I hear from a sedentary position something about opportunism. I am a Liberal Democrat; I believe in democracy. I did not vote against triggering Article 50. I personally accept the result of the referendum but, as we have already heard, Michael Gove, who is currently responsible for the Government’s no-deal preparations, also said we were not preparing for a no-deal Brexit. That was not what people voted for.
I can hear my Whip saying “time”. However, I was intervened on, and nobody else has so far taken any notice of the Clock, so at this stage I am not going to either.
We are in a position in which the Government have not been able to deliver Brexit and Parliament has not been able to come to a solution. The way around that is another referendum. The Liberal Democrat position is that if a general election came first and we had a majority, we would want to revoke—so be it—but we are not at that stage.

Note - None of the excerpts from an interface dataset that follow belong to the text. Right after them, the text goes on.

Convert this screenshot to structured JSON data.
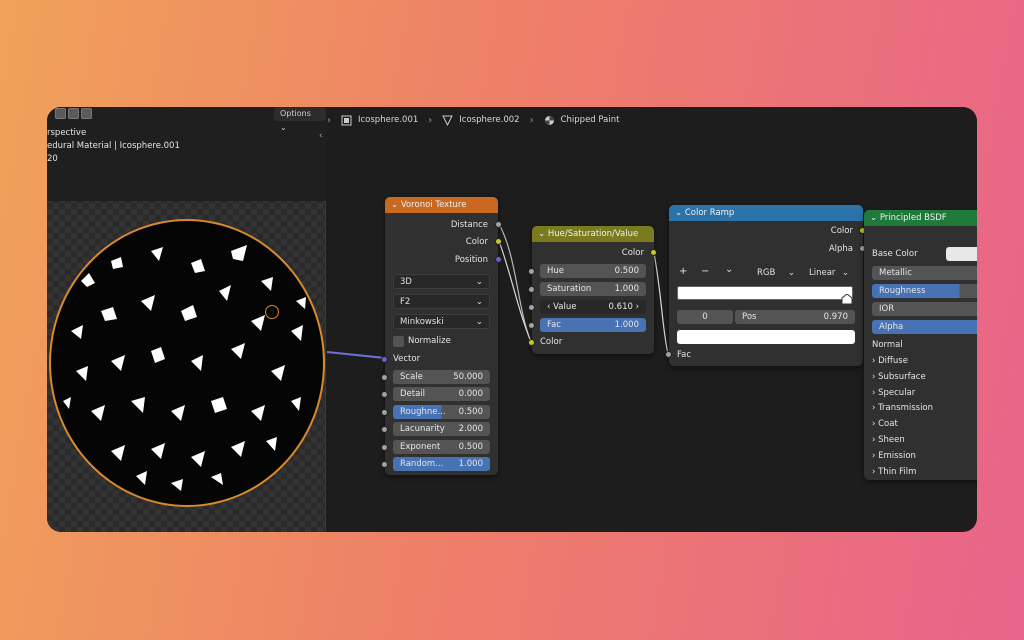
{
  "viewport": {
    "options_label": "Options",
    "line1": "rspective",
    "line2": "edural Material | Icosphere.001",
    "line3": "20"
  },
  "breadcrumb": {
    "item1": "Icosphere.001",
    "item2": "Icosphere.002",
    "item3": "Chipped Paint"
  },
  "voronoi": {
    "title": "Voronoi Texture",
    "out_distance": "Distance",
    "out_color": "Color",
    "out_position": "Position",
    "dim": "3D",
    "feature": "F2",
    "metric": "Minkowski",
    "normalize": "Normalize",
    "in_vector": "Vector",
    "fields": [
      {
        "label": "Scale",
        "value": "50.000"
      },
      {
        "label": "Detail",
        "value": "0.000"
      },
      {
        "label": "Roughne...",
        "value": "0.500"
      },
      {
        "label": "Lacunarity",
        "value": "2.000"
      },
      {
        "label": "Exponent",
        "value": "0.500"
      },
      {
        "label": "Random...",
        "value": "1.000"
      }
    ]
  },
  "hsv": {
    "title": "Hue/Saturation/Value",
    "out_color": "Color",
    "hue_label": "Hue",
    "hue_value": "0.500",
    "sat_label": "Saturation",
    "sat_value": "1.000",
    "val_label": "Value",
    "val_value": "0.610",
    "fac_label": "Fac",
    "fac_value": "1.000",
    "in_color": "Color"
  },
  "ramp": {
    "title": "Color Ramp",
    "out_color": "Color",
    "out_alpha": "Alpha",
    "add": "+",
    "remove": "−",
    "menu": "⌄",
    "mode": "RGB",
    "interp": "Linear",
    "stop_index": "0",
    "pos_label": "Pos",
    "pos_value": "0.970",
    "in_fac": "Fac"
  },
  "bsdf": {
    "title": "Principled BSDF",
    "base_color": "Base Color",
    "metallic": "Metallic",
    "roughness": "Roughness",
    "ior": "IOR",
    "alpha": "Alpha",
    "normal": "Normal",
    "panels": [
      "Diffuse",
      "Subsurface",
      "Specular",
      "Transmission",
      "Coat",
      "Sheen",
      "Emission",
      "Thin Film"
    ]
  },
  "colors": {
    "voronoi_header": "#c8691f",
    "hsv_header": "#7a7a1f",
    "ramp_header": "#2b73a8",
    "bsdf_header": "#1f7a3a",
    "field_blue": "#4772b3",
    "socket_yellow": "#c7c729",
    "socket_purple": "#6363c7",
    "socket_grey": "#a1a1a1"
  }
}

I would have had another minute had I not been intervened on. I ask the Minister: what are the Government proposing to do? Unlike other noble Lords, I will assume that the Prime Minister gets his deal on